Power Line Communications (PLC) is a broadband access technology that uses the low and medium voltage electricity grid to transmit voice, data and video.
Even if the names are different in different countries, the technology is the same: broadband data is sent into people's homes as a high-frequency signal piggybacked on the 50 or 60-hertz mains electricity supply. In fact, the electricity grid may be used to supply broadband communications, as in addition to electricity.
PLC constitutes a competitive way of providing a wide array of services such as Internet access, telephony, multimedia and audiovisual services, in-home services as well as electrical energy-related applications. Just like cable systems, PLC is a medium that is shared by end-users in a local area with aggregate speeds up to about 10 MB/sec.
The US government gave the go-ahead to broadband over power line (BPL) technology in October 2004. The European Commission has now approved its own version, a recommendation to the EU Member States on so-called power-line communications (PLC).
What does PLC require in technological terms?
Installing PLC is simple, fast and cheap. The broadband communications signal is normally brought, via fibre optic cable, wireless technology, or leased lines, to a local transformer station, from where it is carried by the power line to the end user. It takes an engineer about one hour to install PLC equipment in a transformer station to offer the PLC signal to the area served by the transformer. Typically, a transformer connects 150-250 households.
The PLC technology is used to bridge the “last mile” between the broadband core (fibre optic) network and the home or office and also within the home (similar to the function of a local area network). A “Head-End” (HE) device, installed at the transformer, distributes the signal to a number of users.

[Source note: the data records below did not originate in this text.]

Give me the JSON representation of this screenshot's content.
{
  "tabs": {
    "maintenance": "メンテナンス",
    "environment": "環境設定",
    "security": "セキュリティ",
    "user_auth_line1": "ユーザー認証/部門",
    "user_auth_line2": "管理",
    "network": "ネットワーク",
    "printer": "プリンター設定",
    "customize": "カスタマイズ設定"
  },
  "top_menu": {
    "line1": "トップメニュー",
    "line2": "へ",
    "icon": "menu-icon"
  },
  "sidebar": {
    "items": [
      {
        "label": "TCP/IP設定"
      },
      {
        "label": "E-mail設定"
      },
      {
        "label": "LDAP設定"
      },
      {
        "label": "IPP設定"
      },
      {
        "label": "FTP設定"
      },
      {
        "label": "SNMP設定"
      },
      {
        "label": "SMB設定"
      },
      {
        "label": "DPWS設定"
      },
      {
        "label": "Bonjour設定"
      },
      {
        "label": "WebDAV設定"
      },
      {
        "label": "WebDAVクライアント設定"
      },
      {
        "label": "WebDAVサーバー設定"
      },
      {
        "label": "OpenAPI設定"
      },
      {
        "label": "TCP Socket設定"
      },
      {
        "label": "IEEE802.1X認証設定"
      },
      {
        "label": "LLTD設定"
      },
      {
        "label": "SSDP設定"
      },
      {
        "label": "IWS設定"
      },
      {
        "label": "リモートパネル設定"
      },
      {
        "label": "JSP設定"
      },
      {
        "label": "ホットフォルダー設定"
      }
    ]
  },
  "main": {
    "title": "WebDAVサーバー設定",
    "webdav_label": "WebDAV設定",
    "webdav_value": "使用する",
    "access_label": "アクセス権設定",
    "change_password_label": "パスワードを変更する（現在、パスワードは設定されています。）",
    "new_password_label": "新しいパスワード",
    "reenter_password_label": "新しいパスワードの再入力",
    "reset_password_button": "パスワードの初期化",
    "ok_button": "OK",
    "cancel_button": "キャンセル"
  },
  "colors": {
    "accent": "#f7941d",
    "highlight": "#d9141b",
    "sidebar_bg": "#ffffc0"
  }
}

If necessary, repeaters are installed in street cabinets or in the meters room of buildings to reach the customer premises and to prevent interference from the power grid.
PLC is a direct competitor to digital subscriber line (DSL) technology and uses similar modulation techniques. Both technologies exploit existing copper wire networks (DSL is a telephone copper network based technology). The use of existing cabling greatly reduces installation costs as it avoids the need for putting in extra cabling.
What advantages does PLC offer to the consumer?
PLC is an alternative to cable networks and DSL services for supplying broadband to the end user. Typically, the commercial offerings are competitive and cheaper than DSL. PLC operators’ experience suggests that customer satisfaction with PLC is high
How expensive is PLC?
PLC is not more expensive than other broadband offerings over DSL or cable. In Germany, for instance, PLC is generally offered at a price below that of the DSL service from the incumbent operator
What equipment do I need to use it?
There is a variety of end-user modems (customer premise equipment or CPEs) on the market: data-only modems, modems with an integrated IP telephone, modems with a socket into which a normal telephone handset can be plugged etc. The characteristics of modern PLC modems are very similar to those of DSL modems.